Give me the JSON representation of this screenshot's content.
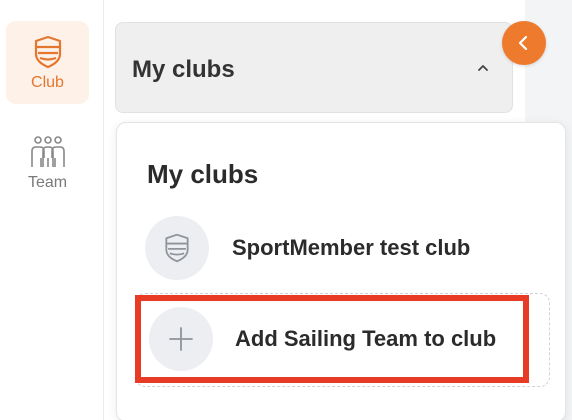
{
  "rail": {
    "items": [
      {
        "label": "Club",
        "icon": "shield-icon",
        "active": true
      },
      {
        "label": "Team",
        "icon": "team-icon",
        "active": false
      }
    ]
  },
  "selector": {
    "label": "My clubs",
    "icon": "chevron-up-icon"
  },
  "collapse_button": {
    "icon": "chevron-left-icon"
  },
  "dropdown": {
    "title": "My clubs",
    "clubs": [
      {
        "name": "SportMember test club",
        "icon": "shield-icon"
      }
    ],
    "add_action": {
      "label": "Add Sailing Team to club",
      "icon": "plus-icon"
    }
  },
  "colors": {
    "accent": "#ee7a2e",
    "highlight_border": "#e83b25",
    "active_bg": "#fdf1e8"
  }
}
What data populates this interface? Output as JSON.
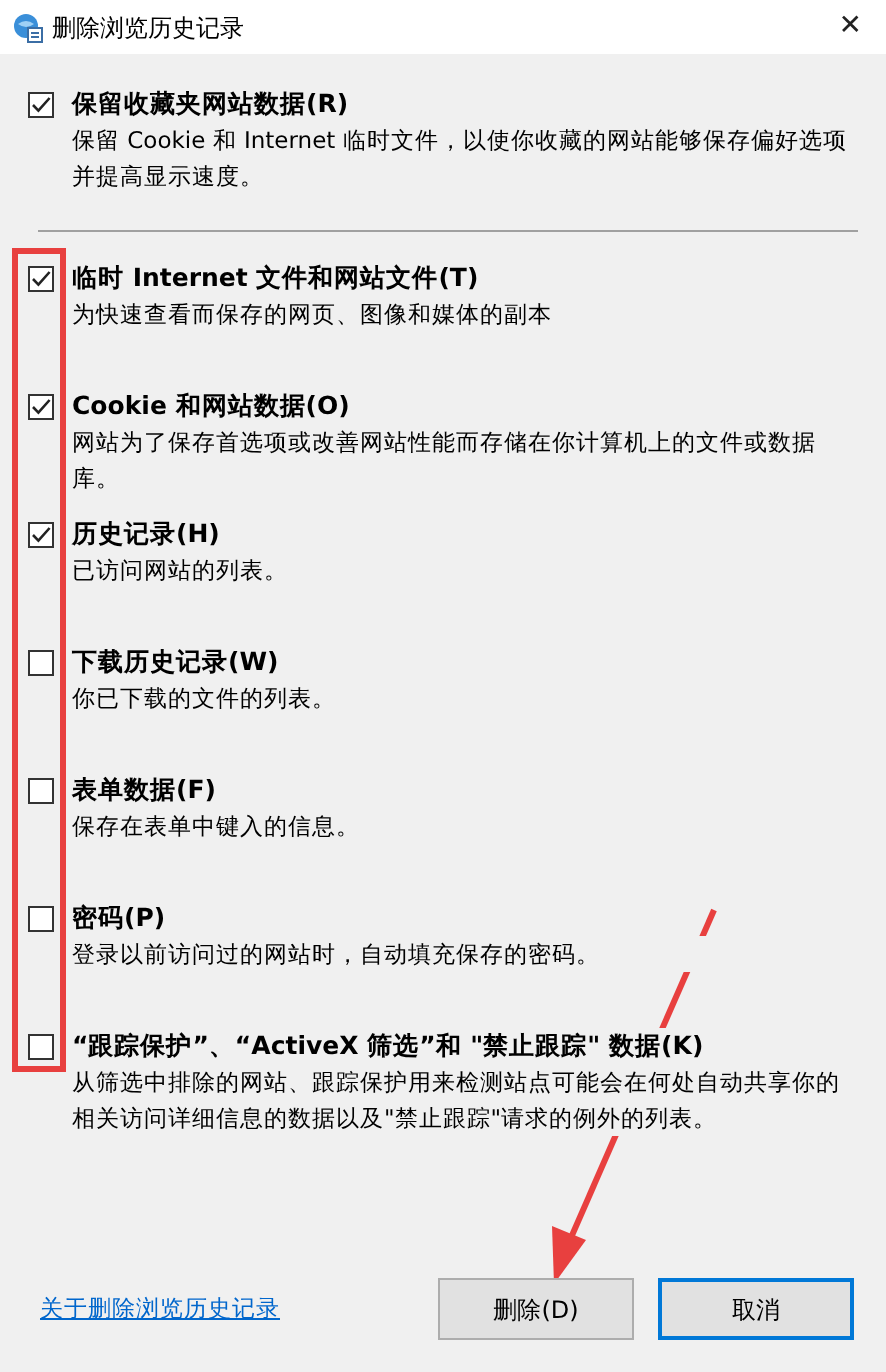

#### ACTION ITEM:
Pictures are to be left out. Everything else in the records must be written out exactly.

#### WRITTEN ANSWER:
Give me the JSON representation of this screenshot's content.
{
  "rail": {
    "items": [
      {
        "label": "Club",
        "icon": "shield-icon",
        "active": true
      },
      {
        "label": "Team",
        "icon": "team-icon",
        "active": false
      }
    ]
  },
  "selector": {
    "label": "My clubs",
    "icon": "chevron-up-icon"
  },
  "collapse_button": {
    "icon": "chevron-left-icon"
  },
  "dropdown": {
    "title": "My clubs",
    "clubs": [
      {
        "name": "SportMember test club",
        "icon": "shield-icon"
      }
    ],
    "add_action": {
      "label": "Add Sailing Team to club",
      "icon": "plus-icon"
    }
  },
  "colors": {
    "accent": "#ee7a2e",
    "highlight_border": "#e83b25",
    "active_bg": "#fdf1e8"
  }
}
What data populates this interface? Output as JSON.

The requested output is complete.